(Data for the task begins)

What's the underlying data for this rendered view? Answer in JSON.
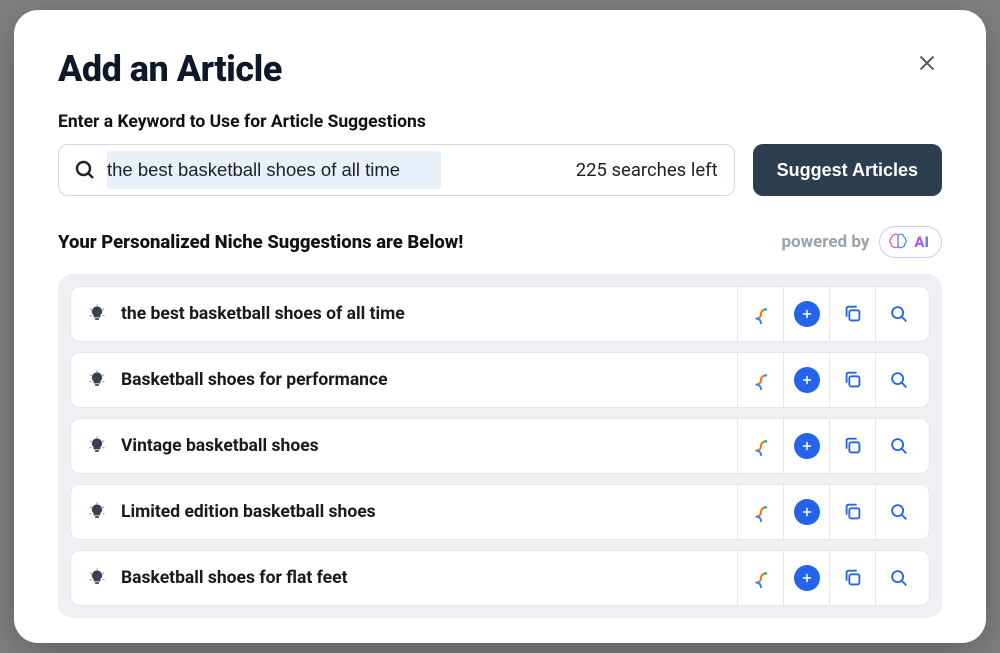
{
  "modal": {
    "title": "Add an Article",
    "sub_label": "Enter a Keyword to Use for Article Suggestions",
    "search_value": "the best basketball shoes of all time",
    "searches_left": "225 searches left",
    "suggest_button": "Suggest Articles",
    "results_title": "Your Personalized Niche Suggestions are Below!",
    "powered_by": "powered by",
    "ai_label": "AI"
  },
  "suggestions": [
    {
      "text": "the best basketball shoes of all time"
    },
    {
      "text": "Basketball shoes for performance"
    },
    {
      "text": "Vintage basketball shoes"
    },
    {
      "text": "Limited edition basketball shoes"
    },
    {
      "text": "Basketball shoes for flat feet"
    }
  ],
  "colors": {
    "button_bg": "#2c3e50",
    "accent_blue": "#2563eb",
    "panel_bg": "#eef0f3"
  }
}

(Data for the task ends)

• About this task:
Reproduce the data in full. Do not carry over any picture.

• Response:
What's the underlying data for this rendered view? Answer in JSON.
{
  "modal": {
    "title": "Add an Article",
    "sub_label": "Enter a Keyword to Use for Article Suggestions",
    "search_value": "the best basketball shoes of all time",
    "searches_left": "225 searches left",
    "suggest_button": "Suggest Articles",
    "results_title": "Your Personalized Niche Suggestions are Below!",
    "powered_by": "powered by",
    "ai_label": "AI"
  },
  "suggestions": [
    {
      "text": "the best basketball shoes of all time"
    },
    {
      "text": "Basketball shoes for performance"
    },
    {
      "text": "Vintage basketball shoes"
    },
    {
      "text": "Limited edition basketball shoes"
    },
    {
      "text": "Basketball shoes for flat feet"
    }
  ],
  "colors": {
    "button_bg": "#2c3e50",
    "accent_blue": "#2563eb",
    "panel_bg": "#eef0f3"
  }
}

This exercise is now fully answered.